Instructions to follow: Exact copies of all the records are to be printed.

■ ■ ■ ■ ■

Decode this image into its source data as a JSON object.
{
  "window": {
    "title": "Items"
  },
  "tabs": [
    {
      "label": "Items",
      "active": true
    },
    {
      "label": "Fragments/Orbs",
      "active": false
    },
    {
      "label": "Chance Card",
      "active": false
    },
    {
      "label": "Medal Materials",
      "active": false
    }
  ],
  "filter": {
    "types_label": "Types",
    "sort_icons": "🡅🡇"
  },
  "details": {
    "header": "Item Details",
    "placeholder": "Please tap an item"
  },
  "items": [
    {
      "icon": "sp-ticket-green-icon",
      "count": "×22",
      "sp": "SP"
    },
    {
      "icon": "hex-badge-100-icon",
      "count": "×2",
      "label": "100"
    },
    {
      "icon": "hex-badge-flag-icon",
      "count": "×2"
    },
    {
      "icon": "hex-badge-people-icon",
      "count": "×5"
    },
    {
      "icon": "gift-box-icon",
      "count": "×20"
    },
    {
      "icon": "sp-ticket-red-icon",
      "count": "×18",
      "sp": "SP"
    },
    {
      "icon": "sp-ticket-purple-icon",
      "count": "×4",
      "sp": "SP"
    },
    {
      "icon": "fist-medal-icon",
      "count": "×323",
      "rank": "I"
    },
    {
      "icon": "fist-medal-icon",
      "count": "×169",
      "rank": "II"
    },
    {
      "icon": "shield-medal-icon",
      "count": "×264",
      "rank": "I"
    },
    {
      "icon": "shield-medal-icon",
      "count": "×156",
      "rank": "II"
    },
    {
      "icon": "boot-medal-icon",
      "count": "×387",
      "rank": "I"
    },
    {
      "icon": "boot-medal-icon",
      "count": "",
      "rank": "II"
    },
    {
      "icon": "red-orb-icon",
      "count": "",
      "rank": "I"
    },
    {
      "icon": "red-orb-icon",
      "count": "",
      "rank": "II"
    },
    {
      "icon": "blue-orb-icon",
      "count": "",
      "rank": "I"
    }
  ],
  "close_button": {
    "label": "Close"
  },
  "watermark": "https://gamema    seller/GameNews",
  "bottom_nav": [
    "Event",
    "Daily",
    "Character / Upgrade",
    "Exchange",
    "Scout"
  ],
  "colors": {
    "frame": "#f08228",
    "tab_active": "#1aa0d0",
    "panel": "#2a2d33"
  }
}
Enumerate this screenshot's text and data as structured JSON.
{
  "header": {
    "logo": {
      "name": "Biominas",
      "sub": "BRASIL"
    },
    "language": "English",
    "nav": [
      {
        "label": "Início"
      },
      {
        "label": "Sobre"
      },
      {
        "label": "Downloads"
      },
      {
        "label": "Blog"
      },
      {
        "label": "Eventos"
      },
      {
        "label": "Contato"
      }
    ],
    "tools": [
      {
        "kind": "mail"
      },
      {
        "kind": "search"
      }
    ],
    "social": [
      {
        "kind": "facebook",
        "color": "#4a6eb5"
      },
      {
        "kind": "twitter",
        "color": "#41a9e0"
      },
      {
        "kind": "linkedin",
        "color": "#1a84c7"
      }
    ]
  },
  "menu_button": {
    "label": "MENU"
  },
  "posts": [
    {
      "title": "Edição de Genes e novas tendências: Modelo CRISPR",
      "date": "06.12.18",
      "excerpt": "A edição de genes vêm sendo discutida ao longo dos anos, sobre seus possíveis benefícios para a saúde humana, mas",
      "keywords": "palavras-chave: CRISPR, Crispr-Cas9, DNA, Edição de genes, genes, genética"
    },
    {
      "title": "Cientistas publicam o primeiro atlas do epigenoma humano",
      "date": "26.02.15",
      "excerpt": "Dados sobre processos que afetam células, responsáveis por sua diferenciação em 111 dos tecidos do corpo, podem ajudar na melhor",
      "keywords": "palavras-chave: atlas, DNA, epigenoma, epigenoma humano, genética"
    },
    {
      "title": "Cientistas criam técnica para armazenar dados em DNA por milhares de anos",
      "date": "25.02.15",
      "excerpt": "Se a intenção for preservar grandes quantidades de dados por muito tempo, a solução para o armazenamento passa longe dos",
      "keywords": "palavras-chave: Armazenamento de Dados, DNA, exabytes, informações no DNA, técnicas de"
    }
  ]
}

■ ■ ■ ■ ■

Exercise response:
Decode this image into its source data as a JSON object.
{
  "window": {
    "title": "Items"
  },
  "tabs": [
    {
      "label": "Items",
      "active": true
    },
    {
      "label": "Fragments/Orbs",
      "active": false
    },
    {
      "label": "Chance Card",
      "active": false
    },
    {
      "label": "Medal Materials",
      "active": false
    }
  ],
  "filter": {
    "types_label": "Types",
    "sort_icons": "🡅🡇"
  },
  "details": {
    "header": "Item Details",
    "placeholder": "Please tap an item"
  },
  "items": [
    {
      "icon": "sp-ticket-green-icon",
      "count": "×22",
      "sp": "SP"
    },
    {
      "icon": "hex-badge-100-icon",
      "count": "×2",
      "label": "100"
    },
    {
      "icon": "hex-badge-flag-icon",
      "count": "×2"
    },
    {
      "icon": "hex-badge-people-icon",
      "count": "×5"
    },
    {
      "icon": "gift-box-icon",
      "count": "×20"
    },
    {
      "icon": "sp-ticket-red-icon",
      "count": "×18",
      "sp": "SP"
    },
    {
      "icon": "sp-ticket-purple-icon",
      "count": "×4",
      "sp": "SP"
    },
    {
      "icon": "fist-medal-icon",
      "count": "×323",
      "rank": "I"
    },
    {
      "icon": "fist-medal-icon",
      "count": "×169",
      "rank": "II"
    },
    {
      "icon": "shield-medal-icon",
      "count": "×264",
      "rank": "I"
    },
    {
      "icon": "shield-medal-icon",
      "count": "×156",
      "rank": "II"
    },
    {
      "icon": "boot-medal-icon",
      "count": "×387",
      "rank": "I"
    },
    {
      "icon": "boot-medal-icon",
      "count": "",
      "rank": "II"
    },
    {
      "icon": "red-orb-icon",
      "count": "",
      "rank": "I"
    },
    {
      "icon": "red-orb-icon",
      "count": "",
      "rank": "II"
    },
    {
      "icon": "blue-orb-icon",
      "count": "",
      "rank": "I"
    }
  ],
  "close_button": {
    "label": "Close"
  },
  "watermark": "https://gamema    seller/GameNews",
  "bottom_nav": [
    "Event",
    "Daily",
    "Character / Upgrade",
    "Exchange",
    "Scout"
  ],
  "colors": {
    "frame": "#f08228",
    "tab_active": "#1aa0d0",
    "panel": "#2a2d33"
  }
}
Enumerate this screenshot's text and data as structured JSON.
{
  "header": {
    "logo": {
      "name": "Biominas",
      "sub": "BRASIL"
    },
    "language": "English",
    "nav": [
      {
        "label": "Início"
      },
      {
        "label": "Sobre"
      },
      {
        "label": "Downloads"
      },
      {
        "label": "Blog"
      },
      {
        "label": "Eventos"
      },
      {
        "label": "Contato"
      }
    ],
    "tools": [
      {
        "kind": "mail"
      },
      {
        "kind": "search"
      }
    ],
    "social": [
      {
        "kind": "facebook",
        "color": "#4a6eb5"
      },
      {
        "kind": "twitter",
        "color": "#41a9e0"
      },
      {
        "kind": "linkedin",
        "color": "#1a84c7"
      }
    ]
  },
  "menu_button": {
    "label": "MENU"
  },
  "posts": [
    {
      "title": "Edição de Genes e novas tendências: Modelo CRISPR",
      "date": "06.12.18",
      "excerpt": "A edição de genes vêm sendo discutida ao longo dos anos, sobre seus possíveis benefícios para a saúde humana, mas",
      "keywords": "palavras-chave: CRISPR, Crispr-Cas9, DNA, Edição de genes, genes, genética"
    },
    {
      "title": "Cientistas publicam o primeiro atlas do epigenoma humano",
      "date": "26.02.15",
      "excerpt": "Dados sobre processos que afetam células, responsáveis por sua diferenciação em 111 dos tecidos do corpo, podem ajudar na melhor",
      "keywords": "palavras-chave: atlas, DNA, epigenoma, epigenoma humano, genética"
    },
    {
      "title": "Cientistas criam técnica para armazenar dados em DNA por milhares de anos",
      "date": "25.02.15",
      "excerpt": "Se a intenção for preservar grandes quantidades de dados por muito tempo, a solução para o armazenamento passa longe dos",
      "keywords": "palavras-chave: Armazenamento de Dados, DNA, exabytes, informações no DNA, técnicas de"
    }
  ]
}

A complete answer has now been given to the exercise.